MCD is scheduled to report its February sales results before the market open tomorrow, the 8th of March. There was no difference in the number of weekdays and weekend days in February 2011 versus February 2011.
Below I go through my view on what sales results the Street will receive as “GOOD”, “BAD”, and “NEUTRAL” for each region. To recall, January’s U.S. result was a mere 10 basis points above my expectation and represented a slowdown for the company’s domestic business. I expect this slowdown to continue in February. There is plenty of time for my thesis on MCD in 2011 to play out, so I will not be discouraged by an upside surprise in February. I am below the Street’s estimate and would note that a miss in February may spur the sell-side to rethink expectations ahead of 1Q results. As gas prices creep higher, putting pressure on casual dining chains, MCD may actually benefit slightly but certainly not enough to dissuade me from my bearish thesis on 2011. After all, as I noted in last month’s sales preview, drive-thru sales are important for MCD’s sales, so any share gained from casual dining may be offset, likely depending on just how high gas prices climb.
Below I go through my take on what numbers will be received by the street as GOOD, BAD, and NEUTRAL, for MCD comps by region. For comparison purposes, I have adjusted for calendar and trading day impacts.
U.S. – Facing an easy +0.6% compare (there was no calendar shift in February 2010):
GOOD: A print of roughly 3% or higher would be perceived as a good result, implying that the company has improved two-year average trends from January. I believe that any improvement in two-year average trends would be met positively by investors. I believe a result in the NEUTRAL range – closer to the lower end of roughly 2% - is most likely. To reiterate, I expect a greater proportion of the slowing in top line trends that I have projected for the U.S. business in 2011 to take place after compares step up in difficulty from March onward. At that stage, I expect a more obvious divergence to emerge between my projections and those of the sell-side. Of course, weak results tomorrow may precipitate a correction in Street expectations ahead of 1Q results but, given the darling status currently enjoyed by MCD on Wall Street, I anticipate some stickiness in current consensus.
NEUTRAL: Roughly 2% to 3% implies two-year average trends that are approximately in line with the calendar-adjusted two-year average trend in January. I would add that, in reality, a result towards the lower end of this range will not be received well and that is where I expect the U.S. comp to come in.

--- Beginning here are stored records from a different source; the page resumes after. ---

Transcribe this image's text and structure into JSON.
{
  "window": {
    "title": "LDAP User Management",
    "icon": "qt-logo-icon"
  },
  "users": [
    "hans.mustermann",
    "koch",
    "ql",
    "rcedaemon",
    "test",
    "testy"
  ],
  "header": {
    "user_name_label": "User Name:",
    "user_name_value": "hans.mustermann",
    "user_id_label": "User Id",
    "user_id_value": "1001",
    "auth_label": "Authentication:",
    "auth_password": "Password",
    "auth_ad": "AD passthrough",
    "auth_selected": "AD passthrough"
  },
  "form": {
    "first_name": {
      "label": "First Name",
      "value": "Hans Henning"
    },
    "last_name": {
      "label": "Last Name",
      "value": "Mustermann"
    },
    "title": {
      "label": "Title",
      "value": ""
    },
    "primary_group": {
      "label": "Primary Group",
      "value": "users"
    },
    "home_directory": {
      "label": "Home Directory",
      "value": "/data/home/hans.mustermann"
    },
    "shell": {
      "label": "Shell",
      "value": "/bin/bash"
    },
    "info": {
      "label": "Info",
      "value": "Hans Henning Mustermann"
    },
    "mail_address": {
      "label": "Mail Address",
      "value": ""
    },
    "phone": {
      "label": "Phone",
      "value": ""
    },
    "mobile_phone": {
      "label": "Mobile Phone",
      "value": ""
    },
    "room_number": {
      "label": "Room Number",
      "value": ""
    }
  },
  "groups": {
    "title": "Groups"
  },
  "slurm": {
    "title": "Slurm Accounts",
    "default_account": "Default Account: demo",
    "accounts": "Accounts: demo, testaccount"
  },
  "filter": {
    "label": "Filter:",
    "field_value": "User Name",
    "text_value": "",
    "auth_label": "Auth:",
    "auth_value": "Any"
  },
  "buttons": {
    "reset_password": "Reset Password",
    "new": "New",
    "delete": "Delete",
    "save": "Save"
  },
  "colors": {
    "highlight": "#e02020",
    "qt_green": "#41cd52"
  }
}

BAD: Below 2% would imply a significant deceleration in two-year average trends on a calendar-adjusted basis. Headline comps for the U.S. were low for December and January with similarly easy compares. A further deceleration in two-year average trends would likely call into question the direction of the U.S. business for 2011.
Europe – Facing a compare of +5.4% (there was no calendar shift in February 2010):
GOOD: A print of approximately 6% would imply two-year average trends significantly higher than those see in December and marginally better than the strong two-year average trends in January. An improvement, or even maintenance, of trends from January would be well-received given that the compare in February is significantly more difficult than that of January.
NEUTRAL: Between roughly 5% and 6% would imply a two-year average trend slightly below January’s trend. While a deceleration is usually received negatively, a slowdown is almost expected following a sharp gain in two-year average trends in January.
BAD: Below 5% would imply trends significantly below January’s and, while I believe some allowance will be made for a deceleration given the improved levels of two-year average trends on an absolute scale, the perception of January’s Europe result as being anomalous will likely drag sentiment.
APMEA – Facing a difficult 10.5% compare (there was no calendar shift in February 2010):
GOOD: Any positive same-store sales result from APMEA would be well-received by investors. Given the difficulty of the compare from February 2010, +10.5%, a same store-sales print of roughly 0.0% would imply two-year average trends approximately in line with January’s result. Additionally, a third consecutive month of strong two-year average trends flowing November’s disappointing number would bolster confidence in the APMEA business.
NEUTRAL: Between -1% and 0% would imply two-year average trends roughly in line with January.
BAD: Below -1% would obviously look bad from a headline perspective but, also, on a two-year average basis, this would imply a significant deceleration in two-year average trends from January.